* What is required *
Which of the lines below include "نقشه"? Each one should be copied out.

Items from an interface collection
______________________________

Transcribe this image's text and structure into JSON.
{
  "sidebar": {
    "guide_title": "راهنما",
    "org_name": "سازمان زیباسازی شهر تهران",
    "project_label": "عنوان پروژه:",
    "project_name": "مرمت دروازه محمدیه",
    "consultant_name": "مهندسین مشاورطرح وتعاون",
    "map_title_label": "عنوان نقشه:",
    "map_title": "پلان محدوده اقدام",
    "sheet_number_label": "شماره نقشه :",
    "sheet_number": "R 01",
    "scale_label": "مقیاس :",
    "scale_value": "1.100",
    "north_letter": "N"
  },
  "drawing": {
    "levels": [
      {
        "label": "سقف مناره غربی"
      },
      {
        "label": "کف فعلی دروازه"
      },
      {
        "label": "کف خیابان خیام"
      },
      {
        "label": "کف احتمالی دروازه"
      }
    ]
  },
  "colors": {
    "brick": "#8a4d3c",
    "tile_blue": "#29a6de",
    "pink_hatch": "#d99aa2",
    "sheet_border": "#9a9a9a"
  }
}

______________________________

* Response *
    "map_title_label": "عنوان نقشه:",
    "sheet_number_label": "شماره نقشه :",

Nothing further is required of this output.